"I appreciate what the BLM is doing," said Nelson. "It's the only way people are able to see these things."
The latest fossil discovery is the skull of a parasaurolophus, a plant-eating creature standing 30 feet tall and weighing 6,000 pounds that roamed the area's subtropical jungle 75 million years ago when an inland sea running north and south divided much of North America.
The skull was found in the rich, 8,000-foot deep Kaiparowits formation, which has yielded 127 significant fossil specimens in the past decade.
BLM paleontologist Alan Titus said it is unknown if the skull represents a new species or is similar to seven other skulls unearthed in the Southwest in the past 30 years.
Titus said the parasaurolophus is distinguished by a tubular appendage on the front of its face that extended above its head and was part of the creature's respiratory system. Scientists believe the male tube was more pronounced than the female's and could have been an evolutionary adaptation that figured in mating.
"It's all about sex," said Titus. "It's about looking good and showing off."
Titus said crews last week encased the fossil in plaster and moved it to the BLM's paleontology laboratory in Kanab. From there it will eventually be shipped to the Utah Museum of Natural History at the University of Utah for further study.
One plus of this particular discovery is that it was only 100 feet from a dirt road and won't require the helicopter often used to ferry out encased fossils.
Just a few other bone fragments believed to belong to the creature were found at the site, but Titus brought along some other fossils for visitors to see, including the fossilized skin of a Gryposaurus found earlier on the monument.
"This is just awesome," said 12-year-old Liam Higgins, who lives in London and took the tour while visiting relatives in Kanab.
"I love dinosaurs," said Kanab resident Victor Cooper. "I'm always telling the BLM to promote dinosaurs. People love them. They are interesting for adults, kids and families."
Cooper said many people in southern Utah don't understand that the mission of the BLM is scientific research on the monument and that such projects as tours to the fossil site are important to demonstrate there is no mystery surrounding that research.
"It's nice to go out and see and touch what is going on," said Cooper. "The [monument] is one of the few places in the world that provides such easy access to [fossils] without going to places like Mongolia and China. … This is right in our own huge backyard."
BLM spokesman Larry Crutchfield said there is no schedule for the public tours, which are only offered when a significant fossil is discovered at a site with relatively easy access and the fossil is about to be removed for study.
The parasaurolophus skull was discovered by Scott Richardson, a seasonal BLM employee who has shown a knack for finding significant fossils on the monument in the past several years.
One of his more important finds in the past year was the skull of a new species of tyrannosaurus.
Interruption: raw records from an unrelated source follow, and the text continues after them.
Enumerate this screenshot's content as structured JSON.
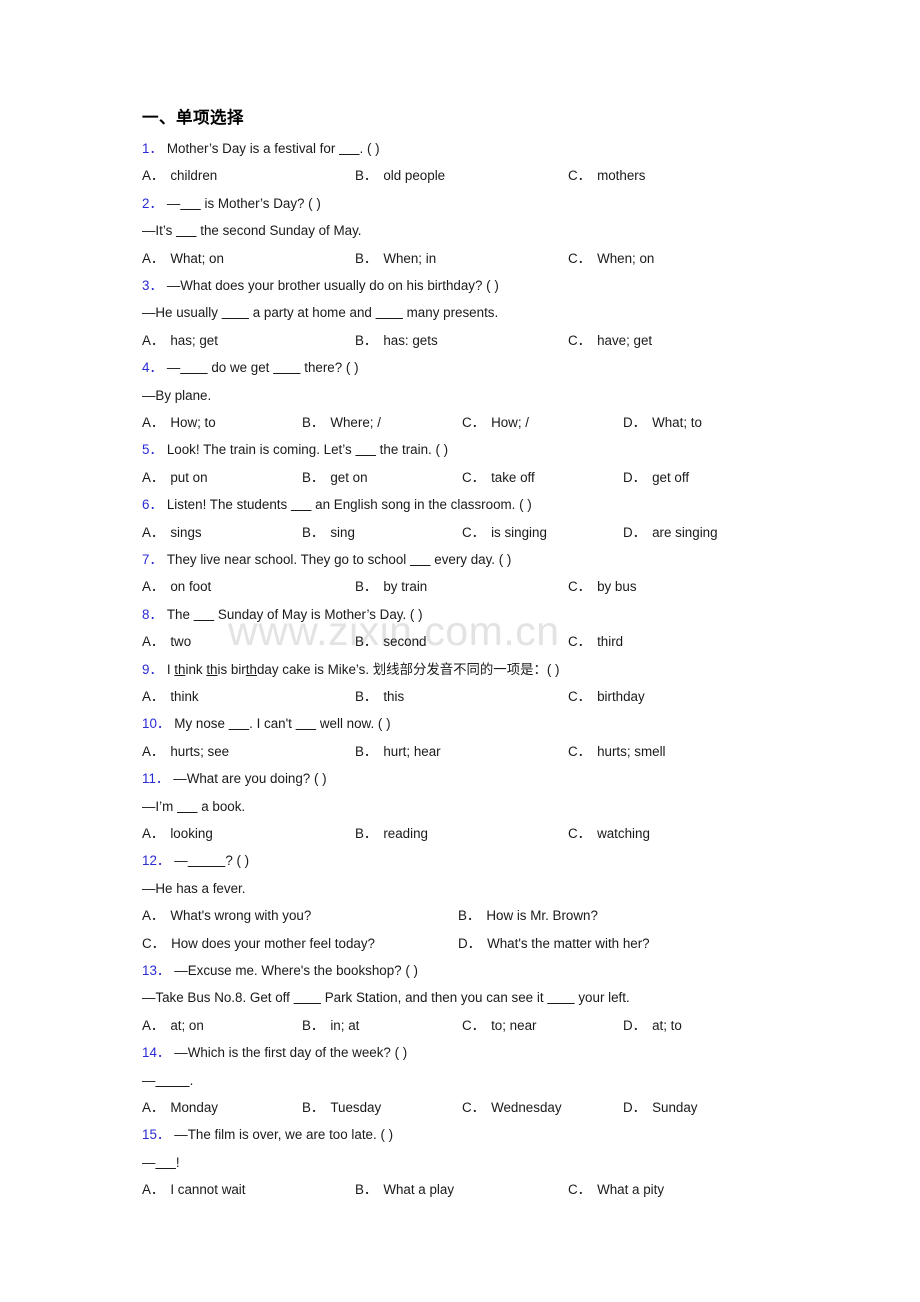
{
  "document": {
    "section_title": "一、单项选择",
    "watermark": "www.zixin.com.cn"
  },
  "questions": [
    {
      "num": "1．",
      "stem": "Mother’s Day is a festival for ______. (   )",
      "cont": null,
      "layout": "c3",
      "options": [
        {
          "letter": "A．",
          "text": "children"
        },
        {
          "letter": "B．",
          "text": "old people"
        },
        {
          "letter": "C．",
          "text": "mothers"
        }
      ]
    },
    {
      "num": "2．",
      "stem": "—______ is Mother’s Day? (   )",
      "cont": "—It’s ______ the second Sunday of May.",
      "layout": "c3",
      "options": [
        {
          "letter": "A．",
          "text": "What; on"
        },
        {
          "letter": "B．",
          "text": "When; in"
        },
        {
          "letter": "C．",
          "text": "When; on"
        }
      ]
    },
    {
      "num": "3．",
      "stem": "—What does your brother usually do on his birthday? (   )",
      "cont": "—He usually ________ a party at home and ________ many presents.",
      "layout": "c3",
      "options": [
        {
          "letter": "A．",
          "text": "has; get"
        },
        {
          "letter": "B．",
          "text": "has: gets"
        },
        {
          "letter": "C．",
          "text": "have; get"
        }
      ]
    },
    {
      "num": "4．",
      "stem": "—________ do we get ________ there? (    )",
      "cont": "—By plane.",
      "layout": "c4",
      "options": [
        {
          "letter": "A．",
          "text": "How; to"
        },
        {
          "letter": "B．",
          "text": "Where; /"
        },
        {
          "letter": "C．",
          "text": "How; /"
        },
        {
          "letter": "D．",
          "text": "What; to"
        }
      ]
    },
    {
      "num": "5．",
      "stem": "Look! The train is coming. Let’s ______ the train. (  )",
      "cont": null,
      "layout": "c4",
      "options": [
        {
          "letter": "A．",
          "text": "put on"
        },
        {
          "letter": "B．",
          "text": "get on"
        },
        {
          "letter": "C．",
          "text": "take off"
        },
        {
          "letter": "D．",
          "text": "get off"
        }
      ]
    },
    {
      "num": "6．",
      "stem": "Listen! The students ______ an English song in the classroom. (  )",
      "cont": null,
      "layout": "c4",
      "options": [
        {
          "letter": "A．",
          "text": "sings"
        },
        {
          "letter": "B．",
          "text": "sing"
        },
        {
          "letter": "C．",
          "text": "is singing"
        },
        {
          "letter": "D．",
          "text": "are singing"
        }
      ]
    },
    {
      "num": "7．",
      "stem": "They live near school. They go to school ______ every day. (  )",
      "cont": null,
      "layout": "c3",
      "options": [
        {
          "letter": "A．",
          "text": "on foot"
        },
        {
          "letter": "B．",
          "text": "by train"
        },
        {
          "letter": "C．",
          "text": "by bus"
        }
      ]
    },
    {
      "num": "8．",
      "stem": "The ______ Sunday of May is Mother’s Day. (  )",
      "cont": null,
      "layout": "c3",
      "options": [
        {
          "letter": "A．",
          "text": "two"
        },
        {
          "letter": "B．",
          "text": "second"
        },
        {
          "letter": "C．",
          "text": "third"
        }
      ]
    },
    {
      "num": "9．",
      "stem": "I think this birthday cake is Mike’s. 划线部分发音不同的一项是：(   )",
      "cont": null,
      "layout": "c3",
      "options": [
        {
          "letter": "A．",
          "text": "think"
        },
        {
          "letter": "B．",
          "text": "this"
        },
        {
          "letter": "C．",
          "text": "birthday"
        }
      ]
    },
    {
      "num": "10．",
      "stem": "My nose ______. I can't ______ well now. (   )",
      "cont": null,
      "layout": "c3",
      "options": [
        {
          "letter": "A．",
          "text": "hurts; see"
        },
        {
          "letter": "B．",
          "text": "hurt; hear"
        },
        {
          "letter": "C．",
          "text": "hurts; smell"
        }
      ]
    },
    {
      "num": "11．",
      "stem": "—What are you doing? (     )",
      "cont": "—I’m ______ a book.",
      "layout": "c3",
      "options": [
        {
          "letter": "A．",
          "text": "looking"
        },
        {
          "letter": "B．",
          "text": "reading"
        },
        {
          "letter": "C．",
          "text": "watching"
        }
      ]
    },
    {
      "num": "12．",
      "stem": "—___________? (   )",
      "cont": "—He has a fever.",
      "layout": "c2",
      "options": [
        {
          "letter": "A．",
          "text": "What's wrong with you?"
        },
        {
          "letter": "B．",
          "text": "How is Mr. Brown?"
        },
        {
          "letter": "C．",
          "text": "How does your mother feel today?"
        },
        {
          "letter": "D．",
          "text": "What's the matter with her?"
        }
      ]
    },
    {
      "num": "13．",
      "stem": "—Excuse me. Where's the bookshop? (  )",
      "cont": "—Take Bus No.8. Get off ________ Park Station, and then you can see it ________ your left.",
      "layout": "c4",
      "options": [
        {
          "letter": "A．",
          "text": "at; on"
        },
        {
          "letter": "B．",
          "text": "in; at"
        },
        {
          "letter": "C．",
          "text": "to; near"
        },
        {
          "letter": "D．",
          "text": "at; to"
        }
      ]
    },
    {
      "num": "14．",
      "stem": "—Which is the first day of the week? (  )",
      "cont": "—__________.",
      "layout": "c4",
      "options": [
        {
          "letter": "A．",
          "text": "Monday"
        },
        {
          "letter": "B．",
          "text": "Tuesday"
        },
        {
          "letter": "C．",
          "text": "Wednesday"
        },
        {
          "letter": "D．",
          "text": "Sunday"
        }
      ]
    },
    {
      "num": "15．",
      "stem": "—The film is over, we are too late. (   )",
      "cont": "—______!",
      "layout": "c3",
      "options": [
        {
          "letter": "A．",
          "text": "I cannot wait"
        },
        {
          "letter": "B．",
          "text": "What a play"
        },
        {
          "letter": "C．",
          "text": "What a pity"
        }
      ]
    }
  ]
}
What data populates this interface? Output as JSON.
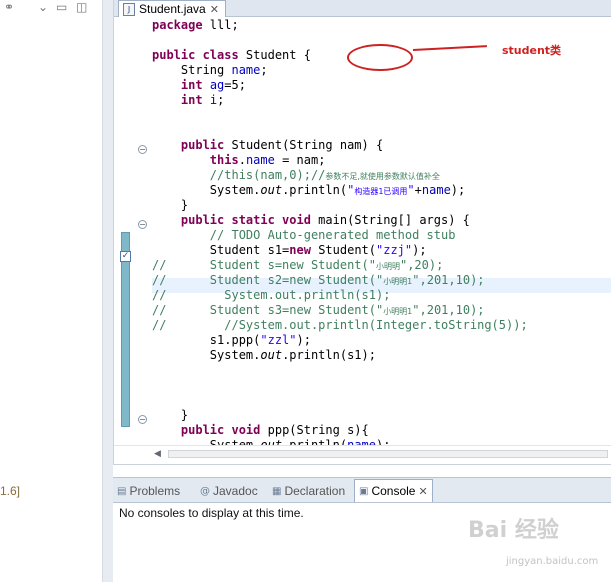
{
  "left_panel": {
    "version_text": "1.6]",
    "toolbar_icons": [
      "link-icon",
      "chevron-down-icon",
      "minimize-icon"
    ]
  },
  "editor": {
    "tab_title": "Student.java",
    "code_lines": [
      {
        "segs": [
          [
            "kw",
            "package"
          ],
          [
            "t",
            " lll;"
          ]
        ]
      },
      {
        "segs": [
          [
            "t",
            ""
          ]
        ]
      },
      {
        "segs": [
          [
            "kw",
            "public class"
          ],
          [
            "t",
            " Student {"
          ]
        ]
      },
      {
        "segs": [
          [
            "t",
            "    String "
          ],
          [
            "fld",
            "name"
          ],
          [
            "t",
            ";"
          ]
        ]
      },
      {
        "segs": [
          [
            "t",
            "    "
          ],
          [
            "kw",
            "int"
          ],
          [
            "t",
            " "
          ],
          [
            "fld",
            "ag"
          ],
          [
            "t",
            "=5;"
          ]
        ]
      },
      {
        "segs": [
          [
            "t",
            "    "
          ],
          [
            "kw",
            "int"
          ],
          [
            "t",
            " "
          ],
          [
            "fld",
            "i"
          ],
          [
            "t",
            ";"
          ]
        ]
      },
      {
        "segs": [
          [
            "t",
            ""
          ]
        ]
      },
      {
        "segs": [
          [
            "t",
            ""
          ]
        ]
      },
      {
        "segs": [
          [
            "t",
            "    "
          ],
          [
            "kw",
            "public"
          ],
          [
            "t",
            " Student(String nam) {"
          ]
        ]
      },
      {
        "segs": [
          [
            "t",
            "        "
          ],
          [
            "kw",
            "this"
          ],
          [
            "t",
            "."
          ],
          [
            "fld",
            "name"
          ],
          [
            "t",
            " = nam;"
          ]
        ]
      },
      {
        "segs": [
          [
            "com",
            "        //this(nam,0);//"
          ],
          [
            "cn",
            "参数不足,就使用参数默认值补全"
          ]
        ]
      },
      {
        "segs": [
          [
            "t",
            "        System."
          ],
          [
            "it",
            "out"
          ],
          [
            "t",
            ".println("
          ],
          [
            "str",
            "\""
          ],
          [
            "cs",
            "构造器1已调用"
          ],
          [
            "str",
            "\""
          ],
          [
            "t",
            "+"
          ],
          [
            "fld",
            "name"
          ],
          [
            "t",
            ");"
          ]
        ]
      },
      {
        "segs": [
          [
            "t",
            "    }"
          ]
        ]
      },
      {
        "segs": [
          [
            "t",
            "    "
          ],
          [
            "kw",
            "public static void"
          ],
          [
            "t",
            " main(String[] args) {"
          ]
        ]
      },
      {
        "segs": [
          [
            "com",
            "        // TODO Auto-generated method stub"
          ]
        ]
      },
      {
        "segs": [
          [
            "t",
            "        Student s1="
          ],
          [
            "kw",
            "new"
          ],
          [
            "t",
            " Student("
          ],
          [
            "str",
            "\"zzj\""
          ],
          [
            "t",
            ");"
          ]
        ]
      },
      {
        "segs": [
          [
            "com",
            "//      Student s=new Student(\""
          ],
          [
            "cn",
            "小明明"
          ],
          [
            "com",
            "\",20);"
          ]
        ]
      },
      {
        "segs": [
          [
            "com",
            "//      Student s2=new Student(\""
          ],
          [
            "cn",
            "小明明1"
          ],
          [
            "com",
            "\",201,10);"
          ]
        ]
      },
      {
        "segs": [
          [
            "com",
            "//        System.out.println(s1);"
          ]
        ]
      },
      {
        "segs": [
          [
            "com",
            "//      Student s3=new Student(\""
          ],
          [
            "cn",
            "小明明1"
          ],
          [
            "com",
            "\",201,10);"
          ]
        ]
      },
      {
        "segs": [
          [
            "com",
            "//        //System.out.println(Integer.toString(5));"
          ]
        ]
      },
      {
        "segs": [
          [
            "t",
            "        s1.ppp("
          ],
          [
            "str",
            "\"zzl\""
          ],
          [
            "t",
            ");"
          ]
        ]
      },
      {
        "segs": [
          [
            "t",
            "        System."
          ],
          [
            "it",
            "out"
          ],
          [
            "t",
            ".println(s1);"
          ]
        ]
      },
      {
        "segs": [
          [
            "t",
            ""
          ]
        ]
      },
      {
        "segs": [
          [
            "t",
            ""
          ]
        ]
      },
      {
        "segs": [
          [
            "t",
            ""
          ]
        ]
      },
      {
        "segs": [
          [
            "t",
            "    }"
          ]
        ]
      },
      {
        "segs": [
          [
            "t",
            "    "
          ],
          [
            "kw",
            "public void"
          ],
          [
            "t",
            " ppp(String s){"
          ]
        ]
      },
      {
        "segs": [
          [
            "t",
            "        System."
          ],
          [
            "it",
            "out"
          ],
          [
            "t",
            ".println("
          ],
          [
            "fld",
            "name"
          ],
          [
            "t",
            ");"
          ]
        ]
      }
    ],
    "annotation_label": "student类"
  },
  "bottom_panel": {
    "tabs": [
      {
        "label": "Problems",
        "icon": "problems-icon"
      },
      {
        "label": "Javadoc",
        "icon": "at-icon"
      },
      {
        "label": "Declaration",
        "icon": "declaration-icon"
      },
      {
        "label": "Console",
        "icon": "console-icon",
        "active": true
      }
    ],
    "console_message": "No consoles to display at this time."
  },
  "watermark": {
    "text": "Bai 经验",
    "sub": "jingyan.baidu.com"
  },
  "colors": {
    "keyword": "#7f0055",
    "field": "#0000c0",
    "string": "#2a00ff",
    "comment": "#3f7f5f",
    "annotation": "#cc2222",
    "change_bar": "#7fb9c9",
    "current_line": "#e8f2fe"
  }
}
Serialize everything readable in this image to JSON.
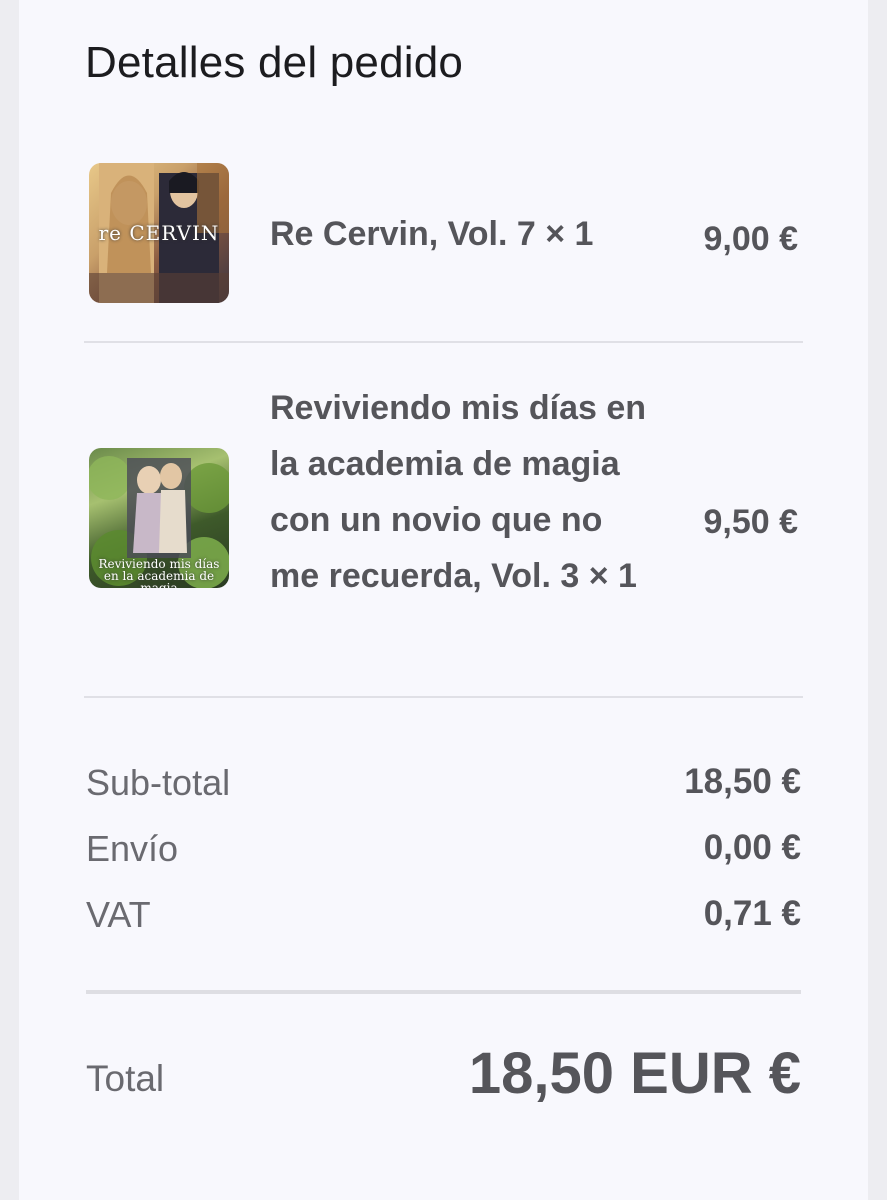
{
  "header": {
    "title": "Detalles del pedido"
  },
  "items": [
    {
      "name": "Re Cervin, Vol. 7 × 1",
      "price": "9,00 €",
      "cover_text": "re CERVIN",
      "cover_icon": "book-cover-icon"
    },
    {
      "name": "Reviviendo mis días en la academia de magia con un novio que no me recuerda, Vol. 3 × 1",
      "price": "9,50 €",
      "cover_text": "Reviviendo mis días en la academia de magia",
      "cover_icon": "book-cover-icon"
    }
  ],
  "summary": {
    "subtotal_label": "Sub-total",
    "subtotal_value": "18,50 €",
    "shipping_label": "Envío",
    "shipping_value": "0,00 €",
    "vat_label": "VAT",
    "vat_value": "0,71 €"
  },
  "total": {
    "label": "Total",
    "value": "18,50 EUR €"
  }
}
It was three million years older than the oldest previously known tyrannosaurus skull in North America.
Richardson, who when not searching for fossils, manages a ski resort in Flagstaff, Ariz., went on this week's tours and said he discovered the skull last November, two days before Thanksgiving.
He said he looks for formations that might provide exposed bones. "I was just walking around when I found this site."
Richardson said that since the monument was created in 1996 by President Bill Clinton, 50,000 acres have been surveyed for fossils and 2,500 sites documented, many with dinosaur bones.
Richardson is also responsible for noticing the archaeological artifacts scattered near one of his campsites.
Brian Storm, an archaeological technician for the BLM, said the site was dated by the types of arrowheads found there. At that time, he said, the desert area now vegetated with pinyon-juniper and sagebrush supported forests of ponderosa pines, stands of aspen, berry-producing bushes and game animals as large as elk.
He said such finds are not unusual in southern Utah and elsewhere in the region.
"Some say the entire Southwest is an archaeology site," he said.